Posted: November 9, 2007
Congress voted to override the presidential veto of the Water Resources Development Act, or WRDA, because it authorizes funding for water projects from coast to coast, but the centerpiece of repairing locks and dams on the Mississippi River was the main concern for corn growers.
“When it comes to this issue, nothing has been easy,” said NCGA President Ron Litterer. “After almost two decades of work by corn growers, millions of dollars spent on studies, seven years of waiting on the legislative process, a presidential veto and then a veto override by the U.S. Congress, we finally have achieved authorization to modernize seven locks on the Upper Mississippi River System. Once again, our grower members demonstrated their influence and commitment to the Water Resources Development Act by contacting their members of Congress and urging them to overturn the president’s veto.”
Litterer celebrated the victory this week with NCGA First Vice President Bob Dickey and Senator Kit Bond of Missouri who is credited with his perseverance in getting the legislation finally passed.
Missouri Corn Growers Association CEO Gary Marshall says, “No one deserves more credit for this bill becoming law than Senator Kit Bond. We owe him our sincere thanks for his vision and determination to see the locks and dams on the Mississippi and Illinois rivers upgraded.”
“These upgrades will spur economic growth for mid-America and will certainly go a long way towards improving access to world markets,” said Missouri Corn Growers President Mike Geske. “Our competitiveness in global trade has become much greater today due to the WRDA bill finally becoming law. We will now work with our Congressional delegation to see that funding is also approved.”
“Iowa’s corn growers should really celebrate this achievement,” said Warren Kemper, a grower from Louisa County and long-time advocate for improving the river’s infrastructure. “The ICGA has been lobbying for lock and dam improvements for more than a decade. WRDA is important to farmers who depend on the inland waterways, but it is also important to the whole economy of the upper Midwest.”

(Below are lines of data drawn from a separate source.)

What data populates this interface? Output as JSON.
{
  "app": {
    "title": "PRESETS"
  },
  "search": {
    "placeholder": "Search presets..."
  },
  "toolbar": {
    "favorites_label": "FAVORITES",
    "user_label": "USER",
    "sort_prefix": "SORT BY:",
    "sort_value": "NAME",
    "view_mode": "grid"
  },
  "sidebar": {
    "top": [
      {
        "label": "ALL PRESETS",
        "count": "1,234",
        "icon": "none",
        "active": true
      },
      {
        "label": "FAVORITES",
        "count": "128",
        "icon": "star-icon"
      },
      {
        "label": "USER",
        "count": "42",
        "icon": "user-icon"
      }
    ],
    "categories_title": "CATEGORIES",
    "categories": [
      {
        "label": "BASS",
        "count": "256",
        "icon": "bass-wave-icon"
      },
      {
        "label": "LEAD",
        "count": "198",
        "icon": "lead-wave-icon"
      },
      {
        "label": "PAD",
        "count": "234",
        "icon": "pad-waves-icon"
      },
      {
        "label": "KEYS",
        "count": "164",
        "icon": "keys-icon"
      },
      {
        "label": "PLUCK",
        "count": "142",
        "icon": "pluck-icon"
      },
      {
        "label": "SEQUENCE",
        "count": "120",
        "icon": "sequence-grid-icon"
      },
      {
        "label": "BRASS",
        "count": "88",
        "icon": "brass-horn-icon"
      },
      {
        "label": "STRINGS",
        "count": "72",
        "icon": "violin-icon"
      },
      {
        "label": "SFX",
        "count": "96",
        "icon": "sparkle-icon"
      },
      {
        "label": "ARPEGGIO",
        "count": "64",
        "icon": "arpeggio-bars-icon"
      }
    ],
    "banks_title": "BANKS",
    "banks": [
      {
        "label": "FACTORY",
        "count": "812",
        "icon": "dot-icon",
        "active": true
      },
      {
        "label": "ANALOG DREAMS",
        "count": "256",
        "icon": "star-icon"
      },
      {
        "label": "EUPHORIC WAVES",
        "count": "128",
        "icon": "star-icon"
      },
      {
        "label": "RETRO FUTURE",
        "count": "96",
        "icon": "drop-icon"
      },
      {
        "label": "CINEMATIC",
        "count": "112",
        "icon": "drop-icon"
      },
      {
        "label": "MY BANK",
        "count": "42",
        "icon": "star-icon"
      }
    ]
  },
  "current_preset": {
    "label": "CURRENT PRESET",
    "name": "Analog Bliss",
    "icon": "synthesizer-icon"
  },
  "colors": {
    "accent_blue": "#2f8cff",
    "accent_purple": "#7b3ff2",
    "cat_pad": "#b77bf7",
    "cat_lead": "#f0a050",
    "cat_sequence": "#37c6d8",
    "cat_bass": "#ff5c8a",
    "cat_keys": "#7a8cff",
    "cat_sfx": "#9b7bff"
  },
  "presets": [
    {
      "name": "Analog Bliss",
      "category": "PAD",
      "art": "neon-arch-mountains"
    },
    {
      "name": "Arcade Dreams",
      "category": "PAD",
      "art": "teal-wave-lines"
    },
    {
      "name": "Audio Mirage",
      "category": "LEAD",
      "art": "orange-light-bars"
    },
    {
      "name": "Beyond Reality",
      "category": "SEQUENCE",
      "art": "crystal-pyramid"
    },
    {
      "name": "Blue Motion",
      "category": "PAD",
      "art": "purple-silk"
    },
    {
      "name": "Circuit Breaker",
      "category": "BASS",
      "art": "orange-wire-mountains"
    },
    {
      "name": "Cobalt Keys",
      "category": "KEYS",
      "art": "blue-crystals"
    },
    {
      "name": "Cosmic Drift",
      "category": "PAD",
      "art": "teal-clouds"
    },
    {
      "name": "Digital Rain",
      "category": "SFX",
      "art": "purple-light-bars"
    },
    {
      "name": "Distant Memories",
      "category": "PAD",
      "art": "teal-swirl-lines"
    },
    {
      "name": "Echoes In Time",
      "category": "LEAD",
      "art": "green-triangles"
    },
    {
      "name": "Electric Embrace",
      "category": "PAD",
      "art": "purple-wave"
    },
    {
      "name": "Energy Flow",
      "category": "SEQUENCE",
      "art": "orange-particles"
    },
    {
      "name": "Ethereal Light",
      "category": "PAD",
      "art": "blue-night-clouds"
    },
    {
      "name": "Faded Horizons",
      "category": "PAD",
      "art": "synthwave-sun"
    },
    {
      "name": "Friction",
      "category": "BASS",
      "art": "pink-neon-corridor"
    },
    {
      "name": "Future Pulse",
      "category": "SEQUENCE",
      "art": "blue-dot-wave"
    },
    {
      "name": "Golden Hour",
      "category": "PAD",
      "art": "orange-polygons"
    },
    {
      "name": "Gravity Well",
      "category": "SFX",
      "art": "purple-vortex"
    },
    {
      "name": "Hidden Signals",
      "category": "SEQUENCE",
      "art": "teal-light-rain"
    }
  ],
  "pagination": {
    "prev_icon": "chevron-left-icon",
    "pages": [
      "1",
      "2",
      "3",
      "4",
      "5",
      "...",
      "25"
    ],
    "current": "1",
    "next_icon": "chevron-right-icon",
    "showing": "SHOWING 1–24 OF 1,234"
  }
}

“It’s taken nearly two decades of work by corn growers and a consortium of other trade groups nationwide, as well as millions of dollars in studies, to finally authorize work to repair and modernize seven locks on the Upper Mississippi River System,” said Wisconsin Corn Growers Association President Tom Novak. “While we’re glad legislation finally passed, we still have a great deal of work to do to ensure the work it authorizes is properly funded.”
Even though President Bush vetoed WRDA citing the cost as the reason, the bill actually only authorizes the projects and opens the way to appropriate the funds needed to replace the locks. Once the money is appropriated it will still take more than 15 years to replace the 70-year-old locks that are falling apart.